Rise in buprenorphine prescription with Medicaid expansion, suggests study

Despite the continuous efforts by the government, opioid-involved deaths are on the rise in the United States. According to the Centers for Disease Control and Prevention (CDC), approximately six in 10 drug overdose-related deaths involve an opioid, with 91 Americans succumbing to an opioid overdose every day. Read more

Cold medicines: An easier route to get high

Cough and cold is a very common symptom of a viral or bacterial infection that usually gets cured on its own within some time. There is no medication to cure it, but one can get relief from the associated symptoms with cough syrups and other cold medicines. Millions of Americans take cough and cold medicines each year to get relief from this common disease. Since many of such medicines are bought “over-the-counter” (OTC), one does not need a prescription to access them. Therefore, chances of misuse are always high. Read more

Role of prescription drug monitoring programs in curbing prescription drug abuse

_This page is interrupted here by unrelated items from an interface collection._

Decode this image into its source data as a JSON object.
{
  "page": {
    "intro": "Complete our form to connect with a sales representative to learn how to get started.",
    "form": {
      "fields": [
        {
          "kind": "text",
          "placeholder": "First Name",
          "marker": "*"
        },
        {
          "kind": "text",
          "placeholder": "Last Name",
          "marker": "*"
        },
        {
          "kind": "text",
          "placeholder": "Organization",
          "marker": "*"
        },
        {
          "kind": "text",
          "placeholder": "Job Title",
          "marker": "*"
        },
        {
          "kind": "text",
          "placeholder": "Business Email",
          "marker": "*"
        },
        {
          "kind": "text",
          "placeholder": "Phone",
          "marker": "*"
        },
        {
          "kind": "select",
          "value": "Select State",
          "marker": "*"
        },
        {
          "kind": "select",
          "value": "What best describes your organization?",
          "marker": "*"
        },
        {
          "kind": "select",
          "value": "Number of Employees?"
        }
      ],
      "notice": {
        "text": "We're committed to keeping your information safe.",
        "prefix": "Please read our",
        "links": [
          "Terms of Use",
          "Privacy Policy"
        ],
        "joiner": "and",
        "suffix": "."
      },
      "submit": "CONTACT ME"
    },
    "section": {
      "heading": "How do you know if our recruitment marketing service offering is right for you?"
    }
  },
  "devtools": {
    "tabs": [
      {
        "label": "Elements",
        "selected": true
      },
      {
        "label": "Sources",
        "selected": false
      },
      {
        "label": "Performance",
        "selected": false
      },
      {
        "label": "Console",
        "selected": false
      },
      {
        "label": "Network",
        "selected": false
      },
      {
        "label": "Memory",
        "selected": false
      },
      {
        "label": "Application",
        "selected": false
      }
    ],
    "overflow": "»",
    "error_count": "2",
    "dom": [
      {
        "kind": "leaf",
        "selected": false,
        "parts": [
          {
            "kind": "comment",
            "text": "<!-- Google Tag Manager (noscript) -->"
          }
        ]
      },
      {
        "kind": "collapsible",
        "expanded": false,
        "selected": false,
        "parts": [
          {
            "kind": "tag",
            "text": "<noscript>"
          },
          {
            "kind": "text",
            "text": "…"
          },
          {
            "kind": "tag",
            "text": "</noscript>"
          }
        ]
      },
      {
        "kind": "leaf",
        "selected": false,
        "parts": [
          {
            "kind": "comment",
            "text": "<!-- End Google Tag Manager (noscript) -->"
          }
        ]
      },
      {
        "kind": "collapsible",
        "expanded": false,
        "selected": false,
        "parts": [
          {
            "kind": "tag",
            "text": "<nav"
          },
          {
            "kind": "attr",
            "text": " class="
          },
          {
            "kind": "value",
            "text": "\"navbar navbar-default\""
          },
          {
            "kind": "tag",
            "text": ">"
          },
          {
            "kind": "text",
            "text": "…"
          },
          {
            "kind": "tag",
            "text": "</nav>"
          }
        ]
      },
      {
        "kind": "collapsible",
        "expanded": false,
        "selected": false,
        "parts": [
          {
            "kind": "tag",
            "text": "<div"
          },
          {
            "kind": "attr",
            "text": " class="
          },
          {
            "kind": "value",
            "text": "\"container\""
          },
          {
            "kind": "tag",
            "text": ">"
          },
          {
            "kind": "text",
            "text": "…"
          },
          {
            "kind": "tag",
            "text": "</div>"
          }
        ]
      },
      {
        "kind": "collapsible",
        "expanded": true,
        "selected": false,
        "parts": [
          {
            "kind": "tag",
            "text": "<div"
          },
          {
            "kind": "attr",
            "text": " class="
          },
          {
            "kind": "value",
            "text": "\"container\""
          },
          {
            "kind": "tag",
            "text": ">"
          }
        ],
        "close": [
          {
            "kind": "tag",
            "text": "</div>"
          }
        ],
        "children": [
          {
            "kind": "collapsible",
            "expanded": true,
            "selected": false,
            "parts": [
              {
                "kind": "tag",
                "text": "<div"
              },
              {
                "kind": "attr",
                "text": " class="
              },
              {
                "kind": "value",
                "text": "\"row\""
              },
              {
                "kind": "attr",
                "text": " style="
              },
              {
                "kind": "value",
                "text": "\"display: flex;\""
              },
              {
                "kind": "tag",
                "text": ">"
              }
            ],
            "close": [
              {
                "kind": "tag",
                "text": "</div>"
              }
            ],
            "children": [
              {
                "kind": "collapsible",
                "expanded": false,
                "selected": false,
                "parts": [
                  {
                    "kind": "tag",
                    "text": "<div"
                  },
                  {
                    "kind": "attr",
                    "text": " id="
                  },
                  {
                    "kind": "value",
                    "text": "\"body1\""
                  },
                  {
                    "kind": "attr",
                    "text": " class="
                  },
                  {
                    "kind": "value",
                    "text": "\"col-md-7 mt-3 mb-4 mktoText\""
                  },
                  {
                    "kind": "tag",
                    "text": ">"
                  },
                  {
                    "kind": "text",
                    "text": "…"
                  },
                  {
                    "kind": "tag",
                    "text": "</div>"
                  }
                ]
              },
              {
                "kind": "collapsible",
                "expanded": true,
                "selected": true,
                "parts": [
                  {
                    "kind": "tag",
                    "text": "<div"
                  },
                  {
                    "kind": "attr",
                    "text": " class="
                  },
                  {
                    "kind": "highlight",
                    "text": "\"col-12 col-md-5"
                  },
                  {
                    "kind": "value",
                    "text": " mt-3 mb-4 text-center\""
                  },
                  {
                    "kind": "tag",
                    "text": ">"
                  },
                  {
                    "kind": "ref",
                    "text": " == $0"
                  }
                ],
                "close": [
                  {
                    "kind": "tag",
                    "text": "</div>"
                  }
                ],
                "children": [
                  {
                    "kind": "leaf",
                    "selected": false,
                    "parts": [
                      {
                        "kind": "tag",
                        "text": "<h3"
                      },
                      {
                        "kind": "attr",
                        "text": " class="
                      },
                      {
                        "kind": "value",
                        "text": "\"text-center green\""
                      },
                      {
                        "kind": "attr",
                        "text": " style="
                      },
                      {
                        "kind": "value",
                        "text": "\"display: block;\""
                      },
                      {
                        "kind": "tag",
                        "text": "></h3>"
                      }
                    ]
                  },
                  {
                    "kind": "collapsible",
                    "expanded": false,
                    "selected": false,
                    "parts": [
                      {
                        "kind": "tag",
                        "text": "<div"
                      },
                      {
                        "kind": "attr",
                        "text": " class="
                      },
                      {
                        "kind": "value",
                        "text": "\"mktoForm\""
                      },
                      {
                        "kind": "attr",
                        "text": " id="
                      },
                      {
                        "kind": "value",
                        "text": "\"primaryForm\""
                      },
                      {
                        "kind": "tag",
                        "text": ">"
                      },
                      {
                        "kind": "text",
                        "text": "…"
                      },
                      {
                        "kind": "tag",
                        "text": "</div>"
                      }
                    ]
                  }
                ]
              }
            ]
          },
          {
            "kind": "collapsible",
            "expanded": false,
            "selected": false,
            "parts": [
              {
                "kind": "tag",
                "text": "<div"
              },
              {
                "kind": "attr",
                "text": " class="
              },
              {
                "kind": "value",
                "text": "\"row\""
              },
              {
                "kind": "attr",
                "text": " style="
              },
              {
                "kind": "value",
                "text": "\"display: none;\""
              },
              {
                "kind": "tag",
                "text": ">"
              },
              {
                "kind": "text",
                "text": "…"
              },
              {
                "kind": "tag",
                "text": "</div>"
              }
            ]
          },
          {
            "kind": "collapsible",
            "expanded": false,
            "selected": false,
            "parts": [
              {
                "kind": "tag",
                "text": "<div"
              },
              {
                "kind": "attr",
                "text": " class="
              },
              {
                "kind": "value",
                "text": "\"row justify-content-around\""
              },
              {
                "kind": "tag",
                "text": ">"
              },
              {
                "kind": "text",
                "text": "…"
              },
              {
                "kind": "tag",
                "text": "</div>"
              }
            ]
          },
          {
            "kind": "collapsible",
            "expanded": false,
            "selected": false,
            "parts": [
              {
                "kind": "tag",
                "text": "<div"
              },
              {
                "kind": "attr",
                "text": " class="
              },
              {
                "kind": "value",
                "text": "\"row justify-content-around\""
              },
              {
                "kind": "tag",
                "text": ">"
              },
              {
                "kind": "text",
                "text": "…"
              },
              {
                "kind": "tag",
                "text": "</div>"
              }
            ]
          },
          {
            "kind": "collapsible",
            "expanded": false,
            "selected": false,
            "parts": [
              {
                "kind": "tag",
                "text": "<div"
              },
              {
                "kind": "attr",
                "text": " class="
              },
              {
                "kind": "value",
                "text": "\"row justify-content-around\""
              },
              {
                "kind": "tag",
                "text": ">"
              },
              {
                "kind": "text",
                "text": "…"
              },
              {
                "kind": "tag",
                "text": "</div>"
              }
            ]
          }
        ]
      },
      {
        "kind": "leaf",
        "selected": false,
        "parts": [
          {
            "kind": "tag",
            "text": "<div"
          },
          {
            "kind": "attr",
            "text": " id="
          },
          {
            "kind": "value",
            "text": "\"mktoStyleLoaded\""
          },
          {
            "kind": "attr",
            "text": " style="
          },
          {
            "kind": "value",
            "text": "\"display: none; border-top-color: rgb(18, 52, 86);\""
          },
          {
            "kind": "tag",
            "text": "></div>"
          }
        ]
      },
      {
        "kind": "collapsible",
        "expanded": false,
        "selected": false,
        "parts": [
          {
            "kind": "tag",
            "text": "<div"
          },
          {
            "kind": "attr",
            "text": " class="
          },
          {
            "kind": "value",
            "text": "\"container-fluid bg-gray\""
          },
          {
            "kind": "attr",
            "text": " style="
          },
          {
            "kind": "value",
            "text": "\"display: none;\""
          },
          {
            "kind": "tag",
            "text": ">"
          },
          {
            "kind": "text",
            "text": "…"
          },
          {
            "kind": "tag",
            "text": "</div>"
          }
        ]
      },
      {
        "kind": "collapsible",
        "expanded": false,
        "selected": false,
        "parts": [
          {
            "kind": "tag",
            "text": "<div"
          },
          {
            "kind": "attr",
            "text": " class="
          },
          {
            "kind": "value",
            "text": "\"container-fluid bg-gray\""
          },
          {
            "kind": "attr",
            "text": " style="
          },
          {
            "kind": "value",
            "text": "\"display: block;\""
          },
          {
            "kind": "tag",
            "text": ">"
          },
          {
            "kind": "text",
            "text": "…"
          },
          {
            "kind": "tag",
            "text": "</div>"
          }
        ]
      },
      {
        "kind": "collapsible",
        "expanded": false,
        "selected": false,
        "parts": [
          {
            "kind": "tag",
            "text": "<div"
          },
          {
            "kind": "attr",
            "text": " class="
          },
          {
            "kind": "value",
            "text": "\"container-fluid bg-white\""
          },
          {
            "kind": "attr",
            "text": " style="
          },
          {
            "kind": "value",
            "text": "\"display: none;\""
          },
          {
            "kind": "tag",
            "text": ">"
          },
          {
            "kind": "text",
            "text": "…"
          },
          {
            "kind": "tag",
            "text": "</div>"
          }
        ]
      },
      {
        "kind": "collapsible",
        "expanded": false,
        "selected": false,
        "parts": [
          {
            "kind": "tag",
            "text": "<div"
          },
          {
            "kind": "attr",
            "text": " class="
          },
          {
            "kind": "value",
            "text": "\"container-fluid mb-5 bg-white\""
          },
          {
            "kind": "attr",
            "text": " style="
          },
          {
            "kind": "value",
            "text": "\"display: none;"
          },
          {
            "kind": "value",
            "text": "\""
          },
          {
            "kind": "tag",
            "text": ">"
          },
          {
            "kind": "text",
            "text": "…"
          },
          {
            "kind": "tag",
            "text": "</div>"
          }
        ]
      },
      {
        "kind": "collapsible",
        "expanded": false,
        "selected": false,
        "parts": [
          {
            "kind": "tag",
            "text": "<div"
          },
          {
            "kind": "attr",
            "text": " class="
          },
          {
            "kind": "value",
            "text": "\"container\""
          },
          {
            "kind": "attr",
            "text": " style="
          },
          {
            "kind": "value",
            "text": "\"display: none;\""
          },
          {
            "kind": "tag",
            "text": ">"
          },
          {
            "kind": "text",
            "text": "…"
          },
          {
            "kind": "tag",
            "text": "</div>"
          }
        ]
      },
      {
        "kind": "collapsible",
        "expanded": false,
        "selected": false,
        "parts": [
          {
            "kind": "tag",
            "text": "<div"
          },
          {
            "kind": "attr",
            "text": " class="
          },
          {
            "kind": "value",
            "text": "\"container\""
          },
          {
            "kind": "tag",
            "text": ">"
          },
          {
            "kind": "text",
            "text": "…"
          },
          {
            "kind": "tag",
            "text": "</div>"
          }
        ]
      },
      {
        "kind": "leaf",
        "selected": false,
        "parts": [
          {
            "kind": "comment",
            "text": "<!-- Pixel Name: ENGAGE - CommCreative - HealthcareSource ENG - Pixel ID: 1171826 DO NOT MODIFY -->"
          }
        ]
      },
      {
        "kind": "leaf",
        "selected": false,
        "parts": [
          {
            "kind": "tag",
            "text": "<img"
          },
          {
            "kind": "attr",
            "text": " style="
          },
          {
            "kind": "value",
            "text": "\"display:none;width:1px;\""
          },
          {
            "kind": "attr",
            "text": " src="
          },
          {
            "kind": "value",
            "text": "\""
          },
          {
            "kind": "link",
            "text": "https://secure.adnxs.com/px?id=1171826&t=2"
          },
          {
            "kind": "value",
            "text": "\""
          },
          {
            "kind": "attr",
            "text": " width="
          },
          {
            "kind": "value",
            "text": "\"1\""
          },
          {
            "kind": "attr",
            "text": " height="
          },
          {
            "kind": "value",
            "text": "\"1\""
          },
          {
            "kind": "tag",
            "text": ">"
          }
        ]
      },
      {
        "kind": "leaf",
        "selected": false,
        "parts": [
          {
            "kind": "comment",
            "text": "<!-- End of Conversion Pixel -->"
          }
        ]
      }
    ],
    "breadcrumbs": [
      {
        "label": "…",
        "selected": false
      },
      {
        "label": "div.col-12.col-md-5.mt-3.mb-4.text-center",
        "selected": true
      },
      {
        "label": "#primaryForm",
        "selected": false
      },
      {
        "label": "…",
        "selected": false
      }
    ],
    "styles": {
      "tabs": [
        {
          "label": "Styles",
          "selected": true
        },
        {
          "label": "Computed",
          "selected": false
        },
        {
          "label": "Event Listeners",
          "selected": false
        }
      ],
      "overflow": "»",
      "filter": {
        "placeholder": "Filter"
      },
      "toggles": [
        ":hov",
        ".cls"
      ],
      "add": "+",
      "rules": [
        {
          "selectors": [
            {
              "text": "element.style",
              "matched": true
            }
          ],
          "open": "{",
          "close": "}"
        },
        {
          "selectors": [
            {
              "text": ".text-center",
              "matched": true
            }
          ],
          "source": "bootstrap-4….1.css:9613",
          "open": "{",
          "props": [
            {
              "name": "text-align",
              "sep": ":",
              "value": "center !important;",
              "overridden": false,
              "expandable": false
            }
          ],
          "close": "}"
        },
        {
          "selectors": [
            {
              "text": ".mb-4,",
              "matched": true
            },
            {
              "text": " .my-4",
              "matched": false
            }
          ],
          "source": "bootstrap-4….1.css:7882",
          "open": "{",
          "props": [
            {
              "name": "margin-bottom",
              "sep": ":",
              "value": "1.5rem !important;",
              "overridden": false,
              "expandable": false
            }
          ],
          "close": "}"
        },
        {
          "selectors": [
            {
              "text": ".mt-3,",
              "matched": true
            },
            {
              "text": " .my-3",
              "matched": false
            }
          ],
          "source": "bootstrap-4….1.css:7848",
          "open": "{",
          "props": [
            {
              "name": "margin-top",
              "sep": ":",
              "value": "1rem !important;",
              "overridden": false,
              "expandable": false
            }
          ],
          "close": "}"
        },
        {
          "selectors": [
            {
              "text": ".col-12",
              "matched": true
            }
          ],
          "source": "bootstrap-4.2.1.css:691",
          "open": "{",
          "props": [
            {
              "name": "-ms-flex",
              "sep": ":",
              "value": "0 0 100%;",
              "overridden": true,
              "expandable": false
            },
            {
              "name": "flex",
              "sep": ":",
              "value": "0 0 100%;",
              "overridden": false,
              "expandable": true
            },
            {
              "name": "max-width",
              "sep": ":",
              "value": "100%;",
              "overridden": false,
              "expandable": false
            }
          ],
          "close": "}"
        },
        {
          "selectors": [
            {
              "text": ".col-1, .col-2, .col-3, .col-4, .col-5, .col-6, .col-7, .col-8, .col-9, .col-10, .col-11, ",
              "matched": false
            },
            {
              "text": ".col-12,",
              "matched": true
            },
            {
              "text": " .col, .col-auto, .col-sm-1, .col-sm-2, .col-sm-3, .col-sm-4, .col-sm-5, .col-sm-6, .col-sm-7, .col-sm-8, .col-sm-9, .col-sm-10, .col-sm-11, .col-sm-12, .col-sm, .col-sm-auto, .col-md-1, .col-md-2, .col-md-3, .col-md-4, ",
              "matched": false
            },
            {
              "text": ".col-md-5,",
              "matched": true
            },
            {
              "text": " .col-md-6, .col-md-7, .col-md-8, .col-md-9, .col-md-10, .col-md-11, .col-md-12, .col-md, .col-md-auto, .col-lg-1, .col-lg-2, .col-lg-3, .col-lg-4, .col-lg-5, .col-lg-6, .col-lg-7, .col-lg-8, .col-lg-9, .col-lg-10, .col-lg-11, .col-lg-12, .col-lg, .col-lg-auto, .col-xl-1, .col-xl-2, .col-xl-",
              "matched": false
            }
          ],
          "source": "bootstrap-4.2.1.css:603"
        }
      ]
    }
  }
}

To help reduce the devastations caused by prescription drug abuse, prescription drug monitoring programs (PDMPs) have been employed to gather information on all prescriptions written for controlled substances. PDMPs are primarily state-run electronic databases that assist health care providers to maintain safety while prescribing controlled substances. The repository keeps records of the data regarding prescription and dispensation of controlled and scheduled drugs. The repository even contains data regarding the use of drugs that have the potential to be abused. Whether it is providing safe medications and ensuring that one medication does not counteract adversely with the other, the PDMP provides timely interventions and saves lives. Read more

Study finds link between prescription drug abuse and rising sexual crimes

Instances of students being involved in illicit sexual activities following overdose of alcohol are common among college campuses. Findings from previous studies have also hinted at the fact that more than half of the cases involving sexual assault in campuses are the result of excessive alcohol consumption by either the victim or the perpetrator. Recent observations by researchers from the University at Buffalo Research Institute on Addictions hint at similar effects of prescription medications in increasing the likelihood of assault and regretful sexual participation. Read more